RECORDS FOR THIS TASK.

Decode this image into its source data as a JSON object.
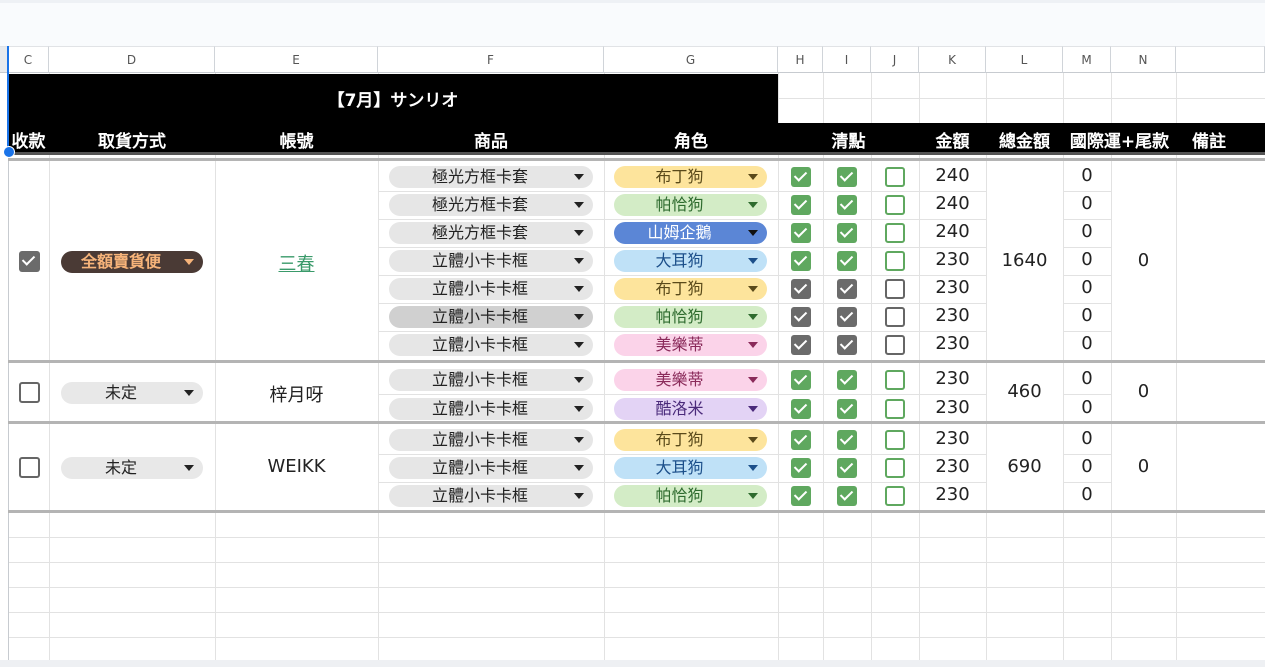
{
  "columns": [
    "C",
    "D",
    "E",
    "F",
    "G",
    "H",
    "I",
    "J",
    "K",
    "L",
    "M",
    "N"
  ],
  "header": {
    "title": "【7月】サンリオ",
    "labels": {
      "collect": "收款",
      "pickup": "取貨方式",
      "account": "帳號",
      "product": "商品",
      "role": "角色",
      "check": "清點",
      "amount": "金額",
      "total": "總金額",
      "intl": "國際運+尾款",
      "note": "備註"
    }
  },
  "colors": {
    "yellow": "#fde49c",
    "green": "#d3ecc6",
    "blue": "#5b86d6",
    "lightblue": "#bfe1f7",
    "pink": "#fbd3e9",
    "purple": "#e3d3f5",
    "product": "#e6e6e6",
    "product_dark": "#d0d0d0",
    "checkbox_green": "#5fa85f",
    "checkbox_gray": "#6b6b6b",
    "pickup_dark": "#4a3a35",
    "pickup_text": "#f7b47a"
  },
  "groups": [
    {
      "collected": true,
      "pickup": "全額賣貨便",
      "account": "三春",
      "total": "1640",
      "intl": "0",
      "rows": [
        {
          "product": "極光方框卡套",
          "role": "布丁狗",
          "role_color": "yellow",
          "text_color": "#5a4a1a",
          "h": true,
          "i": true,
          "j": false,
          "gray": false,
          "amount": "240",
          "m": "0"
        },
        {
          "product": "極光方框卡套",
          "role": "帕恰狗",
          "role_color": "green",
          "text_color": "#2e6b2e",
          "h": true,
          "i": true,
          "j": false,
          "gray": false,
          "amount": "240",
          "m": "0"
        },
        {
          "product": "極光方框卡套",
          "role": "山姆企鵝",
          "role_color": "blue",
          "text_color": "#ffffff",
          "h": true,
          "i": true,
          "j": false,
          "gray": false,
          "amount": "240",
          "m": "0"
        },
        {
          "product": "立體小卡卡框",
          "role": "大耳狗",
          "role_color": "lightblue",
          "text_color": "#1c4f8a",
          "h": true,
          "i": true,
          "j": false,
          "gray": false,
          "amount": "230",
          "m": "0"
        },
        {
          "product": "立體小卡卡框",
          "role": "布丁狗",
          "role_color": "yellow",
          "text_color": "#5a4a1a",
          "h": true,
          "i": true,
          "j": false,
          "gray": true,
          "amount": "230",
          "m": "0"
        },
        {
          "product": "立體小卡卡框",
          "role": "帕恰狗",
          "role_color": "green",
          "text_color": "#2e6b2e",
          "h": true,
          "i": true,
          "j": false,
          "gray": true,
          "amount": "230",
          "m": "0",
          "dark": true
        },
        {
          "product": "立體小卡卡框",
          "role": "美樂蒂",
          "role_color": "pink",
          "text_color": "#8a2a5a",
          "h": true,
          "i": true,
          "j": false,
          "gray": true,
          "amount": "230",
          "m": "0"
        }
      ]
    },
    {
      "collected": false,
      "pickup": "未定",
      "account": "梓月呀",
      "total": "460",
      "intl": "0",
      "rows": [
        {
          "product": "立體小卡卡框",
          "role": "美樂蒂",
          "role_color": "pink",
          "text_color": "#8a2a5a",
          "h": true,
          "i": true,
          "j": false,
          "gray": false,
          "amount": "230",
          "m": "0"
        },
        {
          "product": "立體小卡卡框",
          "role": "酷洛米",
          "role_color": "purple",
          "text_color": "#4a2a7a",
          "h": true,
          "i": true,
          "j": false,
          "gray": false,
          "amount": "230",
          "m": "0"
        }
      ]
    },
    {
      "collected": false,
      "pickup": "未定",
      "account": "WEIKK",
      "total": "690",
      "intl": "0",
      "rows": [
        {
          "product": "立體小卡卡框",
          "role": "布丁狗",
          "role_color": "yellow",
          "text_color": "#5a4a1a",
          "h": true,
          "i": true,
          "j": false,
          "gray": false,
          "amount": "230",
          "m": "0"
        },
        {
          "product": "立體小卡卡框",
          "role": "大耳狗",
          "role_color": "lightblue",
          "text_color": "#1c4f8a",
          "h": true,
          "i": true,
          "j": false,
          "gray": false,
          "amount": "230",
          "m": "0"
        },
        {
          "product": "立體小卡卡框",
          "role": "帕恰狗",
          "role_color": "green",
          "text_color": "#2e6b2e",
          "h": true,
          "i": true,
          "j": false,
          "gray": false,
          "amount": "230",
          "m": "0"
        }
      ]
    }
  ]
}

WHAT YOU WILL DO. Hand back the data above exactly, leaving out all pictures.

REPLY.
Decode this image into its source data as a JSON object.
{
  "columns": [
    "C",
    "D",
    "E",
    "F",
    "G",
    "H",
    "I",
    "J",
    "K",
    "L",
    "M",
    "N"
  ],
  "header": {
    "title": "【7月】サンリオ",
    "labels": {
      "collect": "收款",
      "pickup": "取貨方式",
      "account": "帳號",
      "product": "商品",
      "role": "角色",
      "check": "清點",
      "amount": "金額",
      "total": "總金額",
      "intl": "國際運+尾款",
      "note": "備註"
    }
  },
  "colors": {
    "yellow": "#fde49c",
    "green": "#d3ecc6",
    "blue": "#5b86d6",
    "lightblue": "#bfe1f7",
    "pink": "#fbd3e9",
    "purple": "#e3d3f5",
    "product": "#e6e6e6",
    "product_dark": "#d0d0d0",
    "checkbox_green": "#5fa85f",
    "checkbox_gray": "#6b6b6b",
    "pickup_dark": "#4a3a35",
    "pickup_text": "#f7b47a"
  },
  "groups": [
    {
      "collected": true,
      "pickup": "全額賣貨便",
      "account": "三春",
      "total": "1640",
      "intl": "0",
      "rows": [
        {
          "product": "極光方框卡套",
          "role": "布丁狗",
          "role_color": "yellow",
          "text_color": "#5a4a1a",
          "h": true,
          "i": true,
          "j": false,
          "gray": false,
          "amount": "240",
          "m": "0"
        },
        {
          "product": "極光方框卡套",
          "role": "帕恰狗",
          "role_color": "green",
          "text_color": "#2e6b2e",
          "h": true,
          "i": true,
          "j": false,
          "gray": false,
          "amount": "240",
          "m": "0"
        },
        {
          "product": "極光方框卡套",
          "role": "山姆企鵝",
          "role_color": "blue",
          "text_color": "#ffffff",
          "h": true,
          "i": true,
          "j": false,
          "gray": false,
          "amount": "240",
          "m": "0"
        },
        {
          "product": "立體小卡卡框",
          "role": "大耳狗",
          "role_color": "lightblue",
          "text_color": "#1c4f8a",
          "h": true,
          "i": true,
          "j": false,
          "gray": false,
          "amount": "230",
          "m": "0"
        },
        {
          "product": "立體小卡卡框",
          "role": "布丁狗",
          "role_color": "yellow",
          "text_color": "#5a4a1a",
          "h": true,
          "i": true,
          "j": false,
          "gray": true,
          "amount": "230",
          "m": "0"
        },
        {
          "product": "立體小卡卡框",
          "role": "帕恰狗",
          "role_color": "green",
          "text_color": "#2e6b2e",
          "h": true,
          "i": true,
          "j": false,
          "gray": true,
          "amount": "230",
          "m": "0",
          "dark": true
        },
        {
          "product": "立體小卡卡框",
          "role": "美樂蒂",
          "role_color": "pink",
          "text_color": "#8a2a5a",
          "h": true,
          "i": true,
          "j": false,
          "gray": true,
          "amount": "230",
          "m": "0"
        }
      ]
    },
    {
      "collected": false,
      "pickup": "未定",
      "account": "梓月呀",
      "total": "460",
      "intl": "0",
      "rows": [
        {
          "product": "立體小卡卡框",
          "role": "美樂蒂",
          "role_color": "pink",
          "text_color": "#8a2a5a",
          "h": true,
          "i": true,
          "j": false,
          "gray": false,
          "amount": "230",
          "m": "0"
        },
        {
          "product": "立體小卡卡框",
          "role": "酷洛米",
          "role_color": "purple",
          "text_color": "#4a2a7a",
          "h": true,
          "i": true,
          "j": false,
          "gray": false,
          "amount": "230",
          "m": "0"
        }
      ]
    },
    {
      "collected": false,
      "pickup": "未定",
      "account": "WEIKK",
      "total": "690",
      "intl": "0",
      "rows": [
        {
          "product": "立體小卡卡框",
          "role": "布丁狗",
          "role_color": "yellow",
          "text_color": "#5a4a1a",
          "h": true,
          "i": true,
          "j": false,
          "gray": false,
          "amount": "230",
          "m": "0"
        },
        {
          "product": "立體小卡卡框",
          "role": "大耳狗",
          "role_color": "lightblue",
          "text_color": "#1c4f8a",
          "h": true,
          "i": true,
          "j": false,
          "gray": false,
          "amount": "230",
          "m": "0"
        },
        {
          "product": "立體小卡卡框",
          "role": "帕恰狗",
          "role_color": "green",
          "text_color": "#2e6b2e",
          "h": true,
          "i": true,
          "j": false,
          "gray": false,
          "amount": "230",
          "m": "0"
        }
      ]
    }
  ]
}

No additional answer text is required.